  • Pierre Delanoë, préface de Michel Tournier de l'Académie Goncourt, Des paroles qui chantent, éditions Christian Pirot, 1999
  • Pierre Delanoë, préface de Gilbert Bécaud, Le témoin était aveugle, éditions Les vents contraires, 2000
  • Pierre Delanoë, préface de Jean-Marc Natel, narration de Brigitte Lahaie, musique de Guy Boyer, La poésie dans le boudoir, éditions du Layeur, 2000
  • Pierre Delanoë, préface de Jean Orizet, D'humeur et dhumour, éditions Mélis éditions, 2002
  • Pierre Delanoë, Tous des putes, éditions Mélis éditions, 2002
  • Pierre Delanoë, en collaboration avec Jean Beaulne, Pierre Delanoë…Et maintenant, éditions City Éditions, 2004

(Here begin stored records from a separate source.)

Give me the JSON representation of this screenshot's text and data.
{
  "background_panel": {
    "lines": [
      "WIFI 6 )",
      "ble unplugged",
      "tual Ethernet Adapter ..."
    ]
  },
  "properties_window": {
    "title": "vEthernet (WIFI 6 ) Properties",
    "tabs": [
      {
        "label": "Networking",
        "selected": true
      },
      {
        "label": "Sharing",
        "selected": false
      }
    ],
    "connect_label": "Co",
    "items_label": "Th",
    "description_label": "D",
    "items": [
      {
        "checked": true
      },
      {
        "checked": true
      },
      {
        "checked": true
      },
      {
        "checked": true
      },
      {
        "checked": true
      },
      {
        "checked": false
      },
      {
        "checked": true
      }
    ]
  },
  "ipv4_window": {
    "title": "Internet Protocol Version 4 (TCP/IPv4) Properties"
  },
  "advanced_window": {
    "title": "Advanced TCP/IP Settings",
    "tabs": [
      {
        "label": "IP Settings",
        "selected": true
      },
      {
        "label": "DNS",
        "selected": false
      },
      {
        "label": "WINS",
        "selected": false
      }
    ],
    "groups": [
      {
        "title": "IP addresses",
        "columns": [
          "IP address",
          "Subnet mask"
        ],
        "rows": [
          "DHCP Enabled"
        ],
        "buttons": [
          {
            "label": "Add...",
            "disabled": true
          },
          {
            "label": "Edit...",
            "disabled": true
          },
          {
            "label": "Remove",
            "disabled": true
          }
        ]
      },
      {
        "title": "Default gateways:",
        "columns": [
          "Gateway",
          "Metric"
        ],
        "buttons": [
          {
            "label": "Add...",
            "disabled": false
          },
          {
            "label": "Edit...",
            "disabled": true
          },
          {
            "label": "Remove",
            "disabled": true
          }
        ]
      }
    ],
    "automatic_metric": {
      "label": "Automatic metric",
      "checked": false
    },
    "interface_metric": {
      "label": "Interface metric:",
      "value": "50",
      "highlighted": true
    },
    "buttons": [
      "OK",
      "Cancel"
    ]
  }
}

External links[edit]

References[edit]

  1. ^ "French lyricist Delanoe dies at age 88". International Herald Tribune.
  2. ^ a b c "Writer of more than 4,000 songs". London: The Independent. 30 December 2006. Retrieved 4 August 2017.
  3. ^ Bonini, Emmanuel. La véritable Mireille Mathieu. Paris: Pygmalion, 2005.
  4. ^ a b O'Connor, Patrick (10 January 2007). "Prolific French lyricist who kept the tradition of the chanson alive at home and abroad". London: The Guardian. Retrieved 4 August 2017.
  5. ^ "Discours de Jean-Jacques Aillagon lors de la remise des insignes de Commandeur de l'Ordre des Arts et Lettres à Pierre Delanoë, auteur".